1) Given the recent poor performance of Groupon (NASDAQ:GRPN) and Zynga , the market is less than enthusiastic about an expensive IPO. Facebook's IPO market cap dips to $75 billion or below. This is a strong buy.
2) The market gets really excited with Facebook's potential, and Facebook's IPO market cap shoots to above $150 billion. To me, that would be definitely too much risk.
Finally, with more than 800 millions users, there seems to be very little room to growth the network size. So what are Facebook's growth potentials:
1) Fully extract the value of Facebook users and explore opportunities beyond advertising.
Facebook can team up with advertisers, retailers, coupon issuers -- almost any consumer oriented business to provide better targeted promotion. This doesn't limit Facebook to be an advertiser only. For example, Facebook can operate a system similar to that of Paypal's. It can be heavily linked with personal finance, such as banking, investment, etc.

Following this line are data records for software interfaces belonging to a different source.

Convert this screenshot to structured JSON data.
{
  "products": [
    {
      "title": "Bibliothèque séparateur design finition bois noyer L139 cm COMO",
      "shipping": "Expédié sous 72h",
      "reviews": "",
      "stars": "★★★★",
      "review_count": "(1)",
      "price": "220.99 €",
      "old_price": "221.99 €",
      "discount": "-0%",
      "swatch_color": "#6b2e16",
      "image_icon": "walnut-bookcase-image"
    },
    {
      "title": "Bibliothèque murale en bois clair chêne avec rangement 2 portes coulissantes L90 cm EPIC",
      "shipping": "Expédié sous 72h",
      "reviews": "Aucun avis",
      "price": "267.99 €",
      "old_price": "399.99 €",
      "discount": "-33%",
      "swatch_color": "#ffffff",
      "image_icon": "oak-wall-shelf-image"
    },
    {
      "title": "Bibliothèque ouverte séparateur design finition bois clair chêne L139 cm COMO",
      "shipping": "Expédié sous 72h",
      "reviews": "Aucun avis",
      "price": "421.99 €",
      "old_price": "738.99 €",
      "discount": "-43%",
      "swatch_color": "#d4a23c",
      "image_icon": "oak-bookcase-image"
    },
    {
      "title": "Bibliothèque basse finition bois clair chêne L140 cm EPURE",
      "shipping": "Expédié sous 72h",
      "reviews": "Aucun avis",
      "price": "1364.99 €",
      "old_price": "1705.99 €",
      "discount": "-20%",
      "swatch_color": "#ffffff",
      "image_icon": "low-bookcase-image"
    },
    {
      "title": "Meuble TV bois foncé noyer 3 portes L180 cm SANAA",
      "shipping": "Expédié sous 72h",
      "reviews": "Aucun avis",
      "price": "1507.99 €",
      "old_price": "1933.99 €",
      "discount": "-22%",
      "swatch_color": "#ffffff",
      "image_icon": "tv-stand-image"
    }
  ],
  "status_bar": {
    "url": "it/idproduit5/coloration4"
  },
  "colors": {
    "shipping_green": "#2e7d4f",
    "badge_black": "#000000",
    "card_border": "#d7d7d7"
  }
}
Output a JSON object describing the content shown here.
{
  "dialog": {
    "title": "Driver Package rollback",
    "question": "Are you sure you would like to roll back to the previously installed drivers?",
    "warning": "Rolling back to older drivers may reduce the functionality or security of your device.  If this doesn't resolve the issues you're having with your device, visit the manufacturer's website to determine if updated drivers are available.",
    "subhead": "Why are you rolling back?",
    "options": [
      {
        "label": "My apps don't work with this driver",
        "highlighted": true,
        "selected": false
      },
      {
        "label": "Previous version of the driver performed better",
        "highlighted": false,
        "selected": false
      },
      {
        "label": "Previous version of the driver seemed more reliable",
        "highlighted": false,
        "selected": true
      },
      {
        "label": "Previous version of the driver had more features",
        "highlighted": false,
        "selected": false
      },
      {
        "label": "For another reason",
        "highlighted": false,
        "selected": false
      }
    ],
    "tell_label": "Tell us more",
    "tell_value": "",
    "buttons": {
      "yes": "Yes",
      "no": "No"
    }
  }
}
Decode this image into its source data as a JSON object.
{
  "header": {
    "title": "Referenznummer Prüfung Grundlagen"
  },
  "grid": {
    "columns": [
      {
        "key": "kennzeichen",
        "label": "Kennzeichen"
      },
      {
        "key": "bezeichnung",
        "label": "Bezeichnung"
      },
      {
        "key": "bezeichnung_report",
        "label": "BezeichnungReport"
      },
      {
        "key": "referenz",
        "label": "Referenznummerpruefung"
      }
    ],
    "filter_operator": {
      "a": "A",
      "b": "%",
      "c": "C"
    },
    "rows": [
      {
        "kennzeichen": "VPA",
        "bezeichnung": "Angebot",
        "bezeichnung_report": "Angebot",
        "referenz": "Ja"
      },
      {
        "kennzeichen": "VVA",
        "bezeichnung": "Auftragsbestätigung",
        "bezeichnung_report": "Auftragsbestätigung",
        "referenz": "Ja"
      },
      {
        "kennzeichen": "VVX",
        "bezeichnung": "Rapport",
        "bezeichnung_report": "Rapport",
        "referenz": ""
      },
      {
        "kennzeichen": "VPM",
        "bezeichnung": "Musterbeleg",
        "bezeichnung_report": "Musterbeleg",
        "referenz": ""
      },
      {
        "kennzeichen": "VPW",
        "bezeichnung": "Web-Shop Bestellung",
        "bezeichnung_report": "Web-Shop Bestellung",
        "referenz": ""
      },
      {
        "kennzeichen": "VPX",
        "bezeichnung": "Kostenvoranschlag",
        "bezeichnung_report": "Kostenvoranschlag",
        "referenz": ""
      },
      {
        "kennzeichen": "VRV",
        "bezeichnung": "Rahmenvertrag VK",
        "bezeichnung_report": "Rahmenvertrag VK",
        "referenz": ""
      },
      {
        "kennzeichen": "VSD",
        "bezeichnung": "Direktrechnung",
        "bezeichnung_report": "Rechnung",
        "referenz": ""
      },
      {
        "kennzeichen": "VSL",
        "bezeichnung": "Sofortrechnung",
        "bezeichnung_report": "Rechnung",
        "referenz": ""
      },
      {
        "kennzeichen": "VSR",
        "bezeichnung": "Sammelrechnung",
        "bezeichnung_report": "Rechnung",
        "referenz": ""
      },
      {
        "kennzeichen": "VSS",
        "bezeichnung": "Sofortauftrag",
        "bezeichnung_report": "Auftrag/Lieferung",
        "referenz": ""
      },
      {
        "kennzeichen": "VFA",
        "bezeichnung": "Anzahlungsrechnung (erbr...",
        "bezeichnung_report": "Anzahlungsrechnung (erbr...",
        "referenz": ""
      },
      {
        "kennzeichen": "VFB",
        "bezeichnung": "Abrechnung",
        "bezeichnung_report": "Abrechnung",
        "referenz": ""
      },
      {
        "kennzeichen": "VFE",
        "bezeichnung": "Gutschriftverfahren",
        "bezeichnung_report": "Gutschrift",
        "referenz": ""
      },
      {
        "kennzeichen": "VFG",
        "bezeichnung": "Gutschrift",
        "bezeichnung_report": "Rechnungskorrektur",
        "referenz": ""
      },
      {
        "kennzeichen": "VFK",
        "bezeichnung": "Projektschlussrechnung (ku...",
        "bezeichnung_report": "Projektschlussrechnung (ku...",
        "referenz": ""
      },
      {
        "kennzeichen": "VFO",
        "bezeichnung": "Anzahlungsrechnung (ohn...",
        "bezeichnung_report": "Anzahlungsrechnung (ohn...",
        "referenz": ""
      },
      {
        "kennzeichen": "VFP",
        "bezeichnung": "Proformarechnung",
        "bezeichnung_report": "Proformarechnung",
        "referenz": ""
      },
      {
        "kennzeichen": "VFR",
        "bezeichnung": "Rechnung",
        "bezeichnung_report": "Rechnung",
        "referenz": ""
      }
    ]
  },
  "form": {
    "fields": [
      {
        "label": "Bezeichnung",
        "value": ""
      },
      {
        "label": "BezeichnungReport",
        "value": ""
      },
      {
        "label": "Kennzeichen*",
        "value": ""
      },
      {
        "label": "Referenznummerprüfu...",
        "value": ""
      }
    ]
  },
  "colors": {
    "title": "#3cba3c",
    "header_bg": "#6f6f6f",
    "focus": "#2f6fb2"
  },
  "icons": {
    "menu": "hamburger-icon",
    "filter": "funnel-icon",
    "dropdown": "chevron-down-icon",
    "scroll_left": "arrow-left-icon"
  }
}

2) The network size can grow dramatically -- Facebook could enter China. Because of censorship, Facebook is still blocked in China, the most populated country in the world (the darkness area of a massive country like China is quite dramatic on Facebook's network map above). Unlike Google, Facebook does not have to initiate a face-off with the Chinese government and stay relative politics-free in China.
In April, Facebook's acquisition of Instagram at $1 billion generated a lot of controversy. Many believe Facebook has overpaid for Instagram, a two-year-old startup with 30 million registered users, many of which are likely already Facebook users. I think the acquisition is non-essential given Facebook's likely market value when it completes the IPO. It is not that much money for Facebook. If anything, the acquisition reflects Facebook's decisiveness in eliminating potential competitors from the market. When Google acquired YouTube in 2006 for $1.65 billion, people gasped. Nowadays nobody even talks about the price tag for that acquisition. The same would apply to Facebook's acquisition of Instagram.
Google, on the other hand, has reached middle age. Investors cannot expect above market return from the company. Based on Larry Page's recent proposed changes, Google's executive will keep the cash in their hands for spending, instead of starting a dividend. Google as a company is very healthy. It is doing well. But its stock is likely going to be a Microsoft without the dividend in many years to come. So although my decision on Facebook depends on the IPO price, I would not hold Google at this point, especially the rise of Facebook might take a large piece of pie from Google's growth potential in display advertising.
Disclosure: I have no positions in any stocks mentioned, and no plans to initiate any positions within the next 72 hours.